Re-evaluate development, but stay in the arena
Posted 12/08/15 (Tue)
By Steve Andrist
Everyone is busy.
Ask anyone, and you’ll find out how busy they are.
But busy people find time to do the things they find important and necessary.
It follows, then, that when the local paper reports “no one has the time” to oversee what’s happening with economic and community development, what it really means is that economic and community development isn’t important enough for people to take the time to make it work.
So is it or isn’t it?
That’s the first question that community leaders should answer as they re-evaluate their commitment to economic and community development.
Perhaps, in the wake of an economic boom, it’s natural for community leaders to question the direction of a public effort to strengthen local economies.
Tioga and Crosby are among the communities that are talking about taking a step back to re-evaluate the direction of their efforts.
It’s a proper and necessary thing to do.
Communities spend a lot of money, after all, employing people and operating programs intended to achieve development.
So it’s constructive to think about what you’re doing, how you’re doing it, how it could be done better, or whether it should be done at all.
To be clear though, such re-evaluation must be driven by what the community wants to accomplish, not by what it’s too busy for.
And it would be a sad day if the conclusion is that no one has time to plan the future of their community and work for the achievement of that plan.

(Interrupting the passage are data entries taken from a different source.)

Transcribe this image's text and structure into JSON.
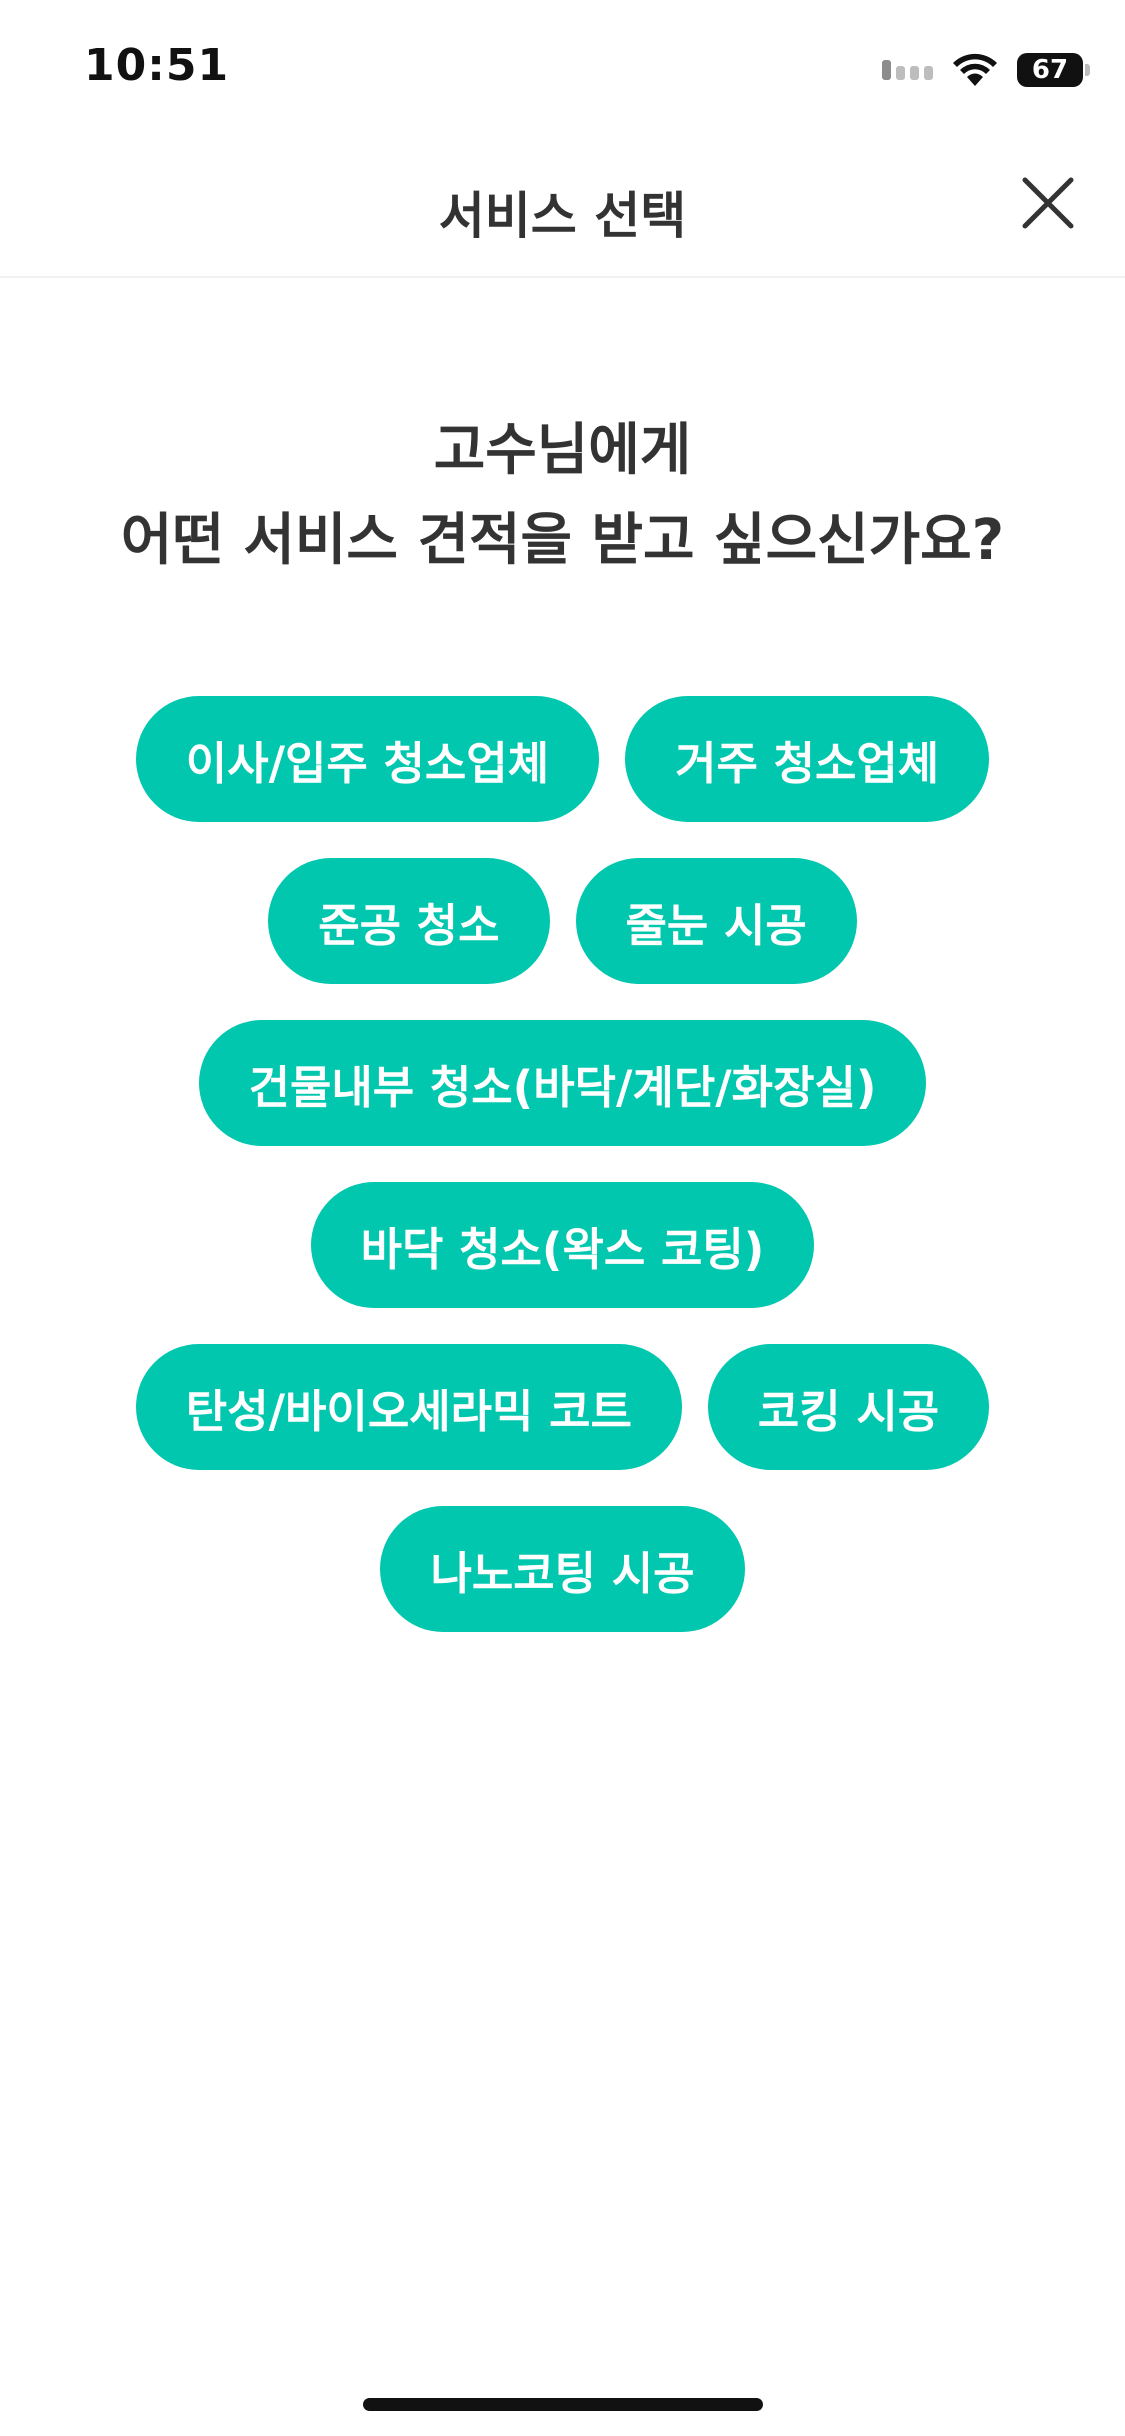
{
  "status_bar": {
    "time": "10:51",
    "battery": "67",
    "icons": [
      "signal-icon",
      "wifi-icon",
      "battery-icon"
    ]
  },
  "header": {
    "title": "서비스 선택",
    "close_icon": "close-icon"
  },
  "question": {
    "line1": "고수님에게",
    "line2": "어떤 서비스 견적을 받고 싶으신가요?"
  },
  "services": [
    [
      "이사/입주 청소업체",
      "거주 청소업체"
    ],
    [
      "준공 청소",
      "줄눈 시공"
    ],
    [
      "건물내부 청소(바닥/계단/화장실)"
    ],
    [
      "바닥 청소(왁스 코팅)"
    ],
    [
      "탄성/바이오세라믹 코트",
      "코킹 시공"
    ],
    [
      "나노코팅 시공"
    ]
  ],
  "colors": {
    "accent": "#00c7ae",
    "text": "#333333",
    "background": "#ffffff"
  }
}
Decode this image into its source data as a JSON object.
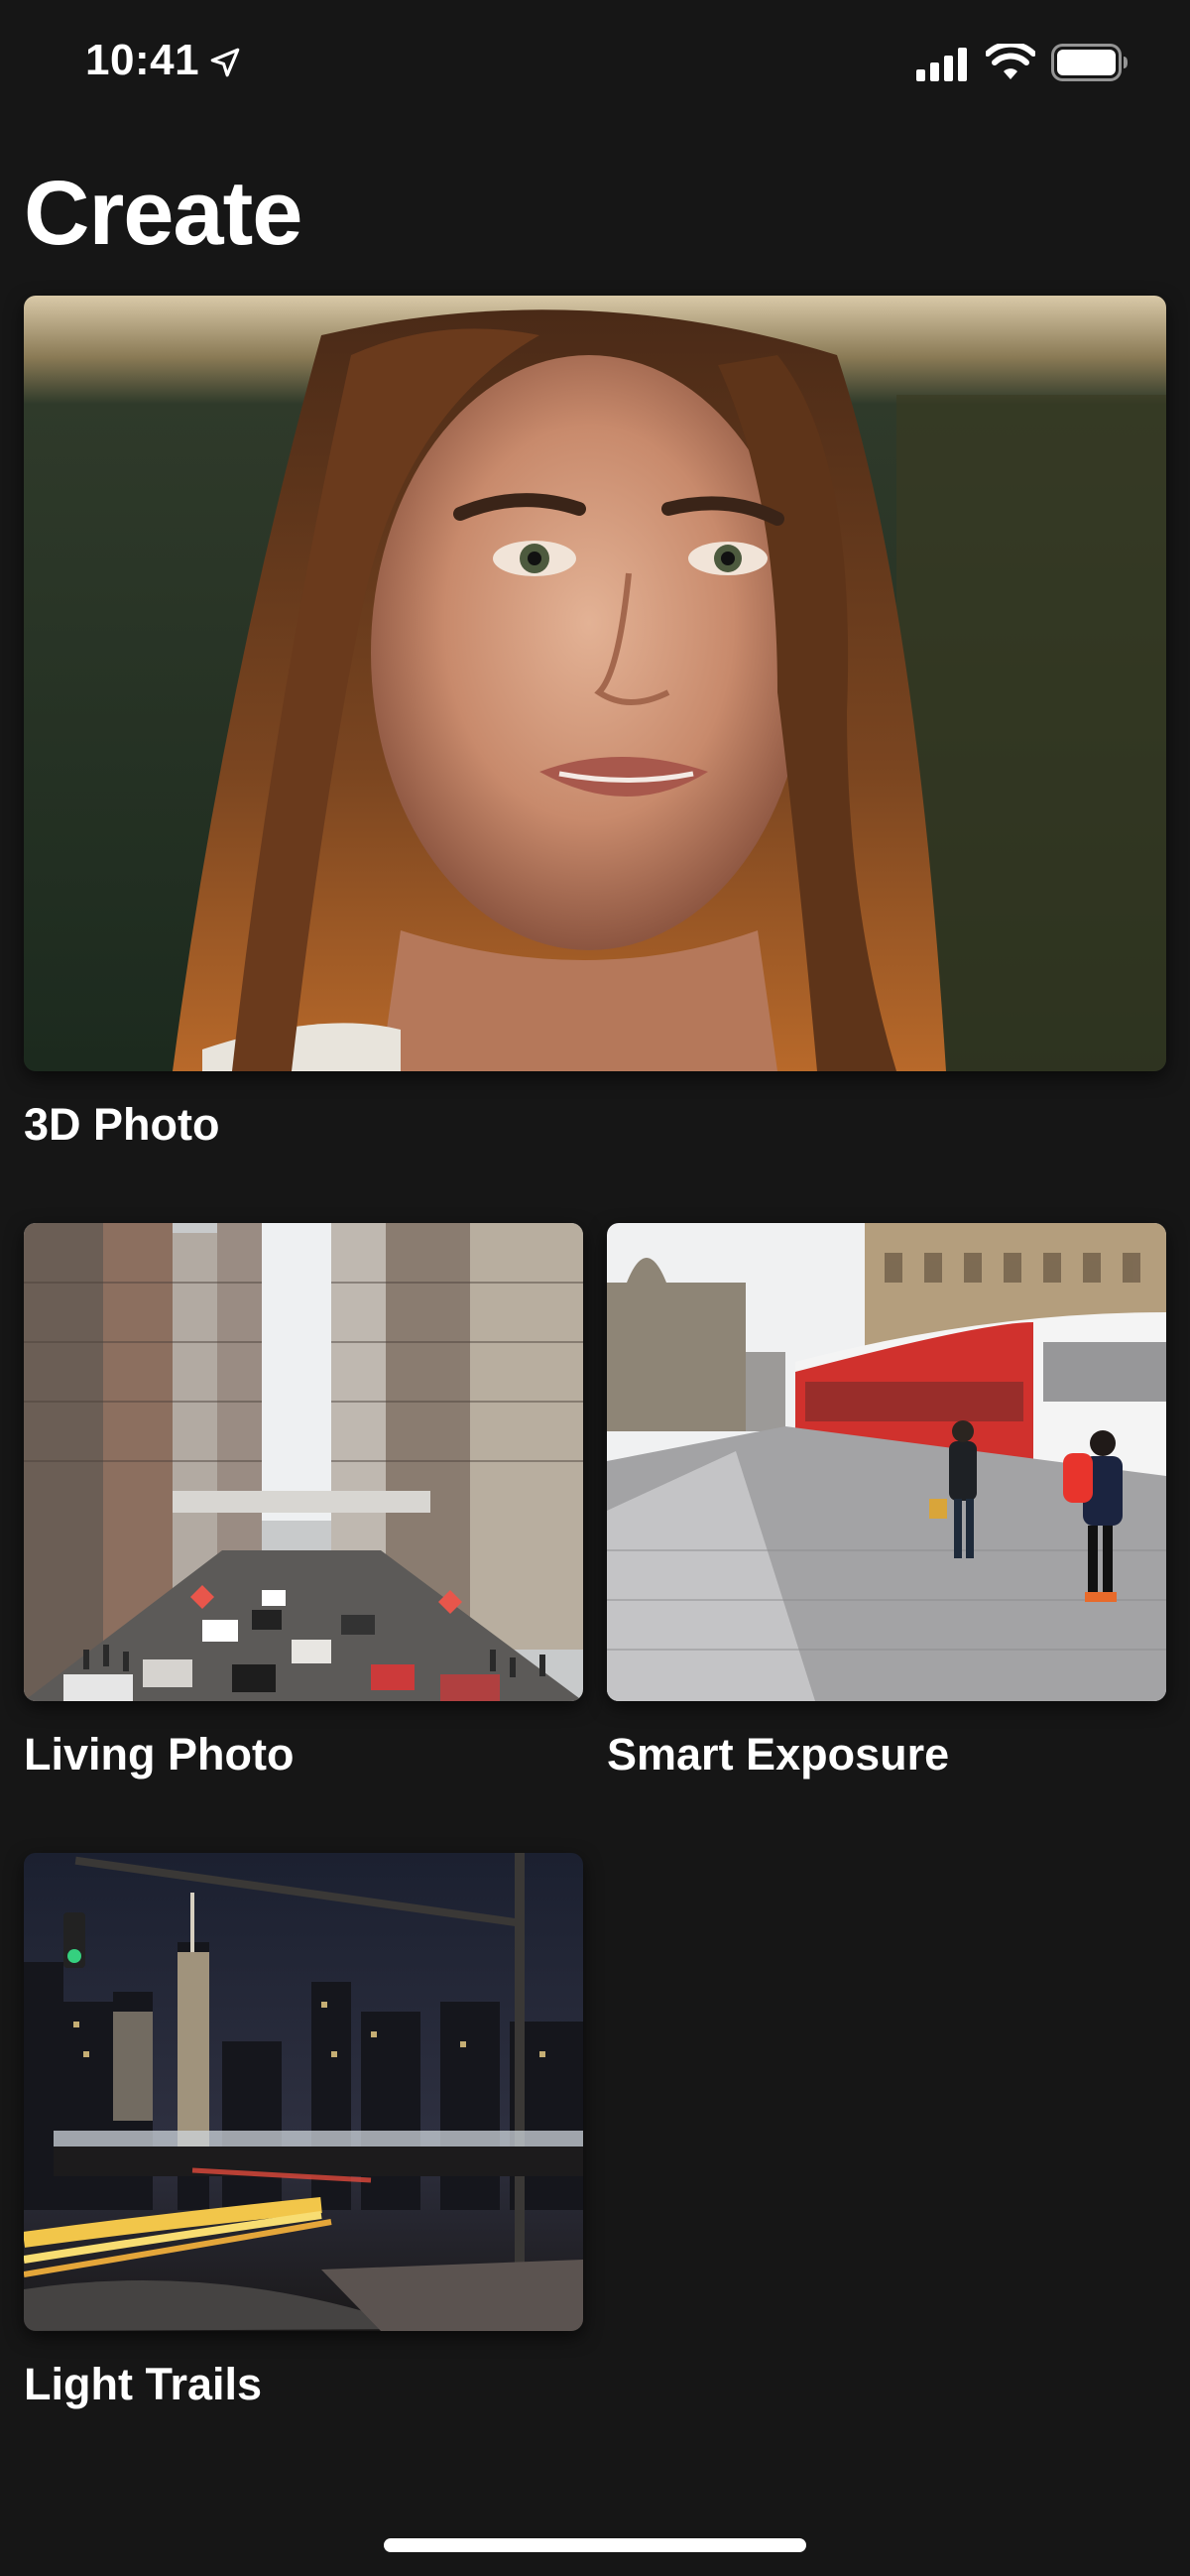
{
  "status_bar": {
    "time": "10:41",
    "icons": [
      "location-arrow-icon",
      "cellular-signal-icon",
      "wifi-icon",
      "battery-icon"
    ]
  },
  "page": {
    "title": "Create"
  },
  "cards": [
    {
      "id": "3d-photo",
      "label": "3D Photo",
      "thumbnail": "portrait-woman"
    },
    {
      "id": "living-photo",
      "label": "Living Photo",
      "thumbnail": "city-street-traffic"
    },
    {
      "id": "smart-exposure",
      "label": "Smart Exposure",
      "thumbnail": "tram-plaza"
    },
    {
      "id": "light-trails",
      "label": "Light Trails",
      "thumbnail": "night-city-light-trails"
    }
  ],
  "colors": {
    "background": "#161616",
    "text": "#ffffff"
  }
}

It doesn’t have to be traditional economic or community development. By all means, there is value to thinking outside the box and developing a blueprint unique to the community.
But it has to be something.
If you were to paint a picture of your perfect home community, what would it look like?
If you were to identify things that you dislike about your community, how would you fix them?
Are things good enough, because, after all, it’s just a small, rural community? Or do the people of your small, rural community deserve to live in a place where standards are high
Teddy Roosevelt is a good role model.
In a 1910 speech titled “Citizenship in a Republic” he articulated the sort of character that is necessary.
First, TR said, it’s not constructive to be a critic who does little more than point out the failings and shortcomings of others.
You have to be “in the arena.”
To strive valiantly.
To strive to do the deeds.
To know great enthusiasms and great devotion.
To spend yourself in a worthy cause.
There is nothing in his speech about not having the time to strive, or do the deeds, or spend yourself in your citizenship.
So please, re-evaluate how to approach economic and community development then set about getting it done.
It is not the critic who counts; not the man who points out how the strong man stumbles, or where the doer of deeds could have done them better. The credit belongs to the man who is actually in the arena, whose face is marred by dust and sweat and blood; who strives valiantly; who errs, who comes short again and again, because there is no effort without error and shortcoming; but who does actually strive to do the deeds; who knows great enthusiasms, the great devotions; who spends himself in a worthy cause; who at the best knows in the end the triumph of high achievement, and who at the worst, if he fails, at least fails while daring greatly, so that his place shall never be with those cold and timid souls who neither know victory nor defeat.
-- Theodore Roosevelt, April 23, 1910